Also, I think this will be covered today, but there should be a way to measure the success of these sytems. Once they have been implemented, how can a pathway be shown to be more successful than the normal system. What metrics are appropriate (employment obtained, customer satisfaction, money spent)? Are there tools that help in the evaluation of career pathways?
Robin, you make an excellent point. Developing a common vocabulary for career pathways is essential for agencies to work together. Thanks for the link! We will continue to work to make these crucial connections.
I think Career Pathways should be integrated into additional training areas suchb as staff meetings and into training programs like FPO. I want to know more about how to incorporate others program areas, VETS, WIA into the program.
Michael makes a great point. Our grantees are very interested in making career pathway opportunities available for individuals in the areas in which they serve, but they are always asking us how they work they are doing can be sustained beyond the 5 year life of the HPOG grants. Any examples of how other discretionary grants have managed this challenge would be helpful to hear about!
I like Michael am wondering how discretionary grants will fit into the system. Because of how these grants are awarded a lot of what is to be done regarding career pathways may fit within specific grants that have an employer driven component like the H1B grants yet for those that do not how we drive the information will be key. More specifically, outside of the Statement of Work, how do we make sure they are involved and active in the creation of career pathways.

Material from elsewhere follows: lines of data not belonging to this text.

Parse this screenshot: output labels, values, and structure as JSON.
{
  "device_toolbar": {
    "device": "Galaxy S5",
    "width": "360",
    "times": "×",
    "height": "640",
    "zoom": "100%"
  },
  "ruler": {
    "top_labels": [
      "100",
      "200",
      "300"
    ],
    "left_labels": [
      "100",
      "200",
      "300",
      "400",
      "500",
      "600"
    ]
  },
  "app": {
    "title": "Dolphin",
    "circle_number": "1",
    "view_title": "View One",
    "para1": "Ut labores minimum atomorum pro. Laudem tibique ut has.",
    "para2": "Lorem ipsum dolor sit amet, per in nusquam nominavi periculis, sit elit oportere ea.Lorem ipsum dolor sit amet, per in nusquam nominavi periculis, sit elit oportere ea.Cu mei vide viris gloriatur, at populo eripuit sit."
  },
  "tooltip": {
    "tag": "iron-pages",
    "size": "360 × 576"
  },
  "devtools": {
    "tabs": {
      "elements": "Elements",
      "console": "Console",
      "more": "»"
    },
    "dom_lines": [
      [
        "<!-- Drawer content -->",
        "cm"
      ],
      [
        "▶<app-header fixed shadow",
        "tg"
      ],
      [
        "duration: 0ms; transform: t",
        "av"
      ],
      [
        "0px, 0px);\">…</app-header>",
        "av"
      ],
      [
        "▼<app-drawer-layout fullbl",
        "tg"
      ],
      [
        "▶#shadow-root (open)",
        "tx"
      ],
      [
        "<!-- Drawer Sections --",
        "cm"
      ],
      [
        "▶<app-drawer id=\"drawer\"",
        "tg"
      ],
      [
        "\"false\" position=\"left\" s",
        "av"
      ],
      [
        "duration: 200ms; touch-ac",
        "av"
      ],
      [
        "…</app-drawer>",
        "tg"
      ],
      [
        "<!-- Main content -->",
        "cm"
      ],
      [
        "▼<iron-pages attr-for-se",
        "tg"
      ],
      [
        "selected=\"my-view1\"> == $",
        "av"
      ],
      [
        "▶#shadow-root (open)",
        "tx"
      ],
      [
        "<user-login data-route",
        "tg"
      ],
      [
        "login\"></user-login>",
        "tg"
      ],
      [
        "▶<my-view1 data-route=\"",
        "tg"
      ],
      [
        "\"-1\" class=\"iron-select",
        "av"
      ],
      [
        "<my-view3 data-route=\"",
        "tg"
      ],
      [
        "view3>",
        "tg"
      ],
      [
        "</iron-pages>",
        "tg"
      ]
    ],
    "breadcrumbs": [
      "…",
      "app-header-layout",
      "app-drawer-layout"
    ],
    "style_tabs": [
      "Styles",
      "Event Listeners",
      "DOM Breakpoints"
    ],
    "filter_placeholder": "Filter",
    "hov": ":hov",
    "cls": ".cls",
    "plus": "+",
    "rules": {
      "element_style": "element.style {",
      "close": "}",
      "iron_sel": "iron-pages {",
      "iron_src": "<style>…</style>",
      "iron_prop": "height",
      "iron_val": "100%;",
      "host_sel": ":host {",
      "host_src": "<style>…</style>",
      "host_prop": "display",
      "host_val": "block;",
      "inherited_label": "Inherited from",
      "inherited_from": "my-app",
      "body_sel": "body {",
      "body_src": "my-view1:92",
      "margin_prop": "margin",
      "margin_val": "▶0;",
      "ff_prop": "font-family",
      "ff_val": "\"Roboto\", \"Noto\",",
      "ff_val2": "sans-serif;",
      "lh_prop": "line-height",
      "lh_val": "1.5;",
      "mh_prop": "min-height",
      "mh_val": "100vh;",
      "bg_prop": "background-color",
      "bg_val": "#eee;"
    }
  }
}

A Workforce3one.org account is required to submit comments. Please login now or sign up for an account.